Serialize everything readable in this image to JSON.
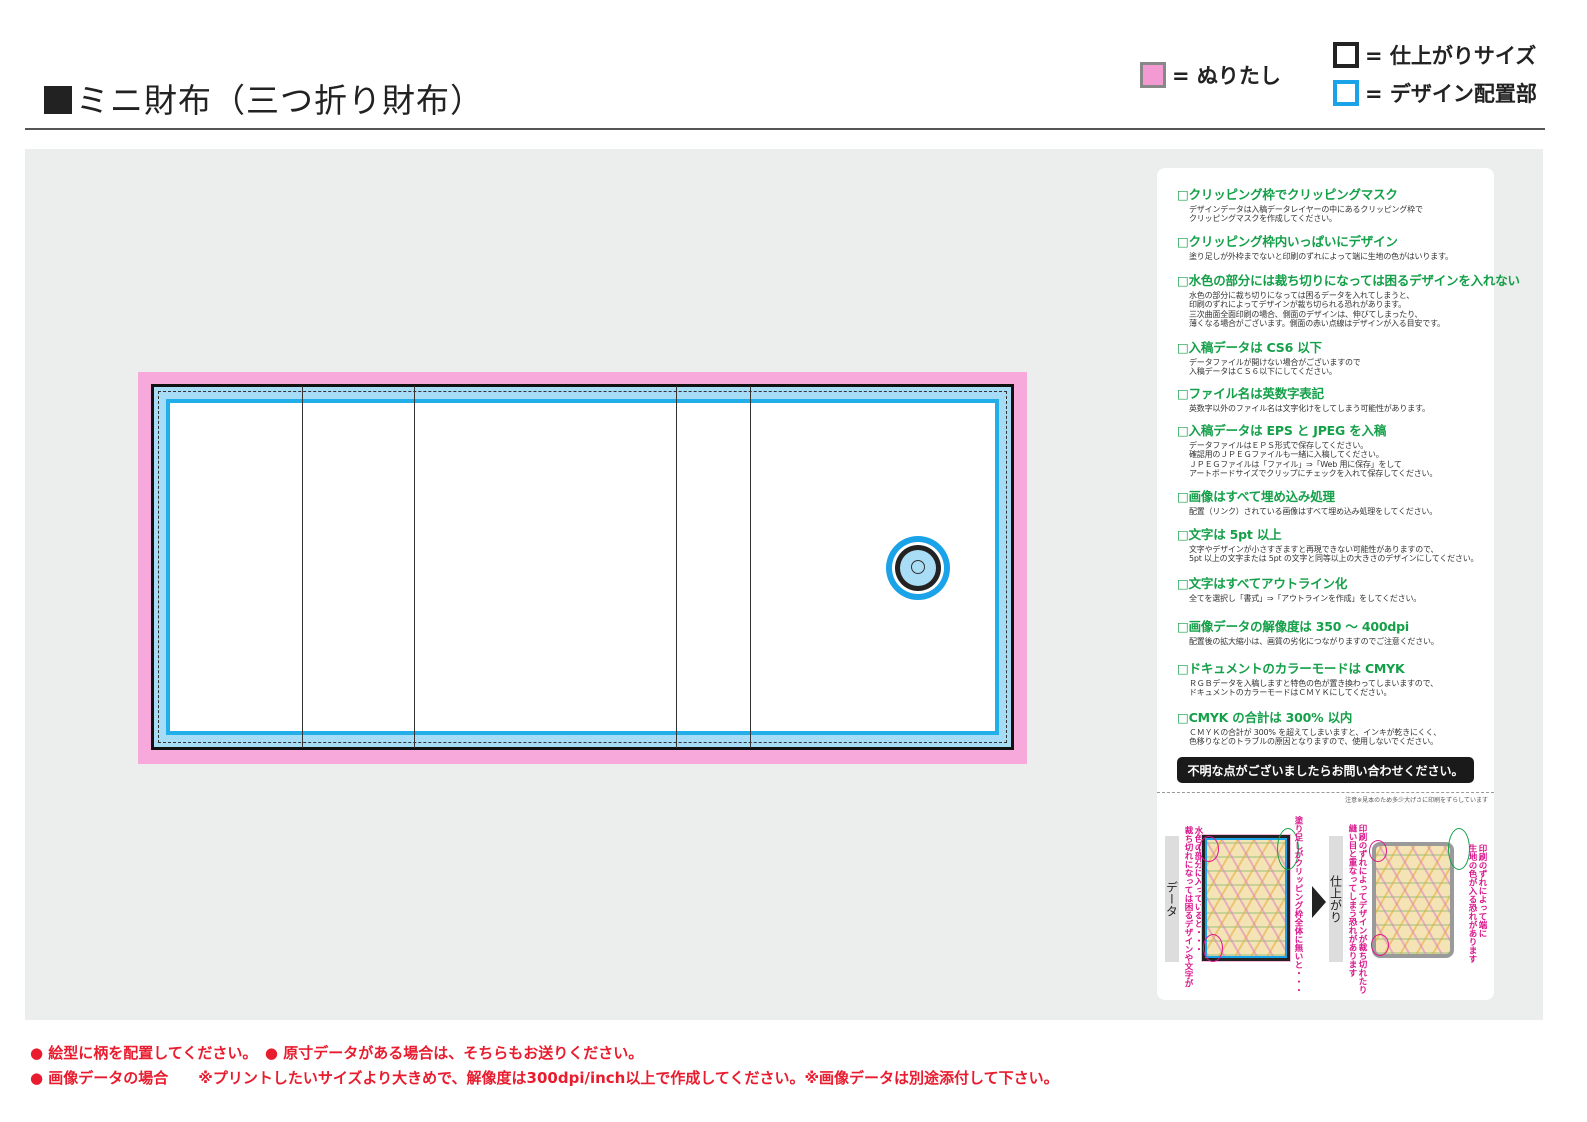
{
  "header": {
    "title": "ミニ財布（三つ折り財布）"
  },
  "legend": {
    "bleed": "= ぬりたし",
    "finish": "= 仕上がりサイズ",
    "design": "= デザイン配置部",
    "colors": {
      "bleed": "#f49ad2",
      "finish": "#222222",
      "design": "#1aa3e8"
    }
  },
  "checklist": [
    {
      "title": "□クリッピング枠でクリッピングマスク",
      "desc": "デザインデータは入稿データレイヤーの中にあるクリッピング枠で\nクリッピングマスクを作成してください。"
    },
    {
      "title": "□クリッピング枠内いっぱいにデザイン",
      "desc": "塗り足しが外枠までないと印刷のずれによって端に生地の色がはいります。"
    },
    {
      "title": "□水色の部分には裁ち切りになっては困るデザインを入れない",
      "desc": "水色の部分に裁ち切りになっては困るデータを入れてしまうと、\n印刷のずれによってデザインが裁ち切られる恐れがあります。\n三次曲面全面印刷の場合、側面のデザインは、伸びてしまったり、\n薄くなる場合がございます。側面の赤い点線はデザインが入る目安です。"
    },
    {
      "title": "□入稿データは CS6 以下",
      "desc": "データファイルが開けない場合がございますので\n入稿データはＣＳ６以下にしてください。"
    },
    {
      "title": "□ファイル名は英数字表記",
      "desc": "英数字以外のファイル名は文字化けをしてしまう可能性があります。"
    },
    {
      "title": "□入稿データは EPS と JPEG を入稿",
      "desc": "データファイルはＥＰＳ形式で保存してください。\n確認用のＪＰＥＧファイルも一緒に入稿してください。\nＪＰＥＧファイルは「ファイル」⇒「Web 用に保存」をして\nアートボードサイズでクリップにチェックを入れて保存してください。"
    },
    {
      "title": "□画像はすべて埋め込み処理",
      "desc": "配置（リンク）されている画像はすべて埋め込み処理をしてください。"
    },
    {
      "title": "□文字は 5pt 以上",
      "desc": "文字やデザインが小さすぎますと再現できない可能性がありますので、\n5pt 以上の文字または 5pt の文字と同等以上の大きさのデザインにしてください。"
    },
    {
      "title": "□文字はすべてアウトライン化",
      "desc": "全てを選択し「書式」⇒「アウトラインを作成」をしてください。"
    },
    {
      "title": "□画像データの解像度は 350 〜 400dpi",
      "desc": "配置後の拡大縮小は、画質の劣化につながりますのでご注意ください。"
    },
    {
      "title": "□ドキュメントのカラーモードは CMYK",
      "desc": "ＲＧＢデータを入稿しますと特色の色が置き換わってしまいますので、\nドキュメントのカラーモードはＣＭＹＫにしてください。"
    },
    {
      "title": "□CMYK の合計は 300% 以内",
      "desc": "ＣＭＹＫの合計が 300% を超えてしまいますと、インキが乾きにくく、\n色移りなどのトラブルの原因となりますので、使用しないでください。"
    }
  ],
  "contact": "不明な点がございましたらお問い合わせください。",
  "sample": {
    "note": "注意※見本のため多少大げさに印刷をずらしています",
    "data_label": "データ",
    "finish_label": "仕上がり",
    "warn_cut": "水色の部分に入っていると・・・\n裁ち切れになっては困るデザインや文字が",
    "warn_bleed": "塗り足しがクリッピング枠全体に無いと・・・",
    "warn_cut_result": "印刷のずれによってデザインが裁ち切れたり\n縫い目と重なってしまう恐れがあります",
    "warn_bleed_result": "印刷のずれによって端に\n生地の色が入る恐れがあります"
  },
  "footer": {
    "line1": "● 絵型に柄を配置してください。　● 原寸データがある場合は、そちらもお送りください。",
    "line2": "● 画像データの場合　　※プリントしたいサイズより大きめで、解像度は300dpi/inch以上で作成してください。※画像データは別途添付して下さい。"
  }
}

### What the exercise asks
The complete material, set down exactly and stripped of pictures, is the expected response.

### Your solution
Serialize everything readable in this image to JSON.
{
  "header": {
    "title": "ミニ財布（三つ折り財布）"
  },
  "legend": {
    "bleed": "= ぬりたし",
    "finish": "= 仕上がりサイズ",
    "design": "= デザイン配置部",
    "colors": {
      "bleed": "#f49ad2",
      "finish": "#222222",
      "design": "#1aa3e8"
    }
  },
  "checklist": [
    {
      "title": "□クリッピング枠でクリッピングマスク",
      "desc": "デザインデータは入稿データレイヤーの中にあるクリッピング枠で\nクリッピングマスクを作成してください。"
    },
    {
      "title": "□クリッピング枠内いっぱいにデザイン",
      "desc": "塗り足しが外枠までないと印刷のずれによって端に生地の色がはいります。"
    },
    {
      "title": "□水色の部分には裁ち切りになっては困るデザインを入れない",
      "desc": "水色の部分に裁ち切りになっては困るデータを入れてしまうと、\n印刷のずれによってデザインが裁ち切られる恐れがあります。\n三次曲面全面印刷の場合、側面のデザインは、伸びてしまったり、\n薄くなる場合がございます。側面の赤い点線はデザインが入る目安です。"
    },
    {
      "title": "□入稿データは CS6 以下",
      "desc": "データファイルが開けない場合がございますので\n入稿データはＣＳ６以下にしてください。"
    },
    {
      "title": "□ファイル名は英数字表記",
      "desc": "英数字以外のファイル名は文字化けをしてしまう可能性があります。"
    },
    {
      "title": "□入稿データは EPS と JPEG を入稿",
      "desc": "データファイルはＥＰＳ形式で保存してください。\n確認用のＪＰＥＧファイルも一緒に入稿してください。\nＪＰＥＧファイルは「ファイル」⇒「Web 用に保存」をして\nアートボードサイズでクリップにチェックを入れて保存してください。"
    },
    {
      "title": "□画像はすべて埋め込み処理",
      "desc": "配置（リンク）されている画像はすべて埋め込み処理をしてください。"
    },
    {
      "title": "□文字は 5pt 以上",
      "desc": "文字やデザインが小さすぎますと再現できない可能性がありますので、\n5pt 以上の文字または 5pt の文字と同等以上の大きさのデザインにしてください。"
    },
    {
      "title": "□文字はすべてアウトライン化",
      "desc": "全てを選択し「書式」⇒「アウトラインを作成」をしてください。"
    },
    {
      "title": "□画像データの解像度は 350 〜 400dpi",
      "desc": "配置後の拡大縮小は、画質の劣化につながりますのでご注意ください。"
    },
    {
      "title": "□ドキュメントのカラーモードは CMYK",
      "desc": "ＲＧＢデータを入稿しますと特色の色が置き換わってしまいますので、\nドキュメントのカラーモードはＣＭＹＫにしてください。"
    },
    {
      "title": "□CMYK の合計は 300% 以内",
      "desc": "ＣＭＹＫの合計が 300% を超えてしまいますと、インキが乾きにくく、\n色移りなどのトラブルの原因となりますので、使用しないでください。"
    }
  ],
  "contact": "不明な点がございましたらお問い合わせください。",
  "sample": {
    "note": "注意※見本のため多少大げさに印刷をずらしています",
    "data_label": "データ",
    "finish_label": "仕上がり",
    "warn_cut": "水色の部分に入っていると・・・\n裁ち切れになっては困るデザインや文字が",
    "warn_bleed": "塗り足しがクリッピング枠全体に無いと・・・",
    "warn_cut_result": "印刷のずれによってデザインが裁ち切れたり\n縫い目と重なってしまう恐れがあります",
    "warn_bleed_result": "印刷のずれによって端に\n生地の色が入る恐れがあります"
  },
  "footer": {
    "line1": "● 絵型に柄を配置してください。　● 原寸データがある場合は、そちらもお送りください。",
    "line2": "● 画像データの場合　　※プリントしたいサイズより大きめで、解像度は300dpi/inch以上で作成してください。※画像データは別途添付して下さい。"
  }
}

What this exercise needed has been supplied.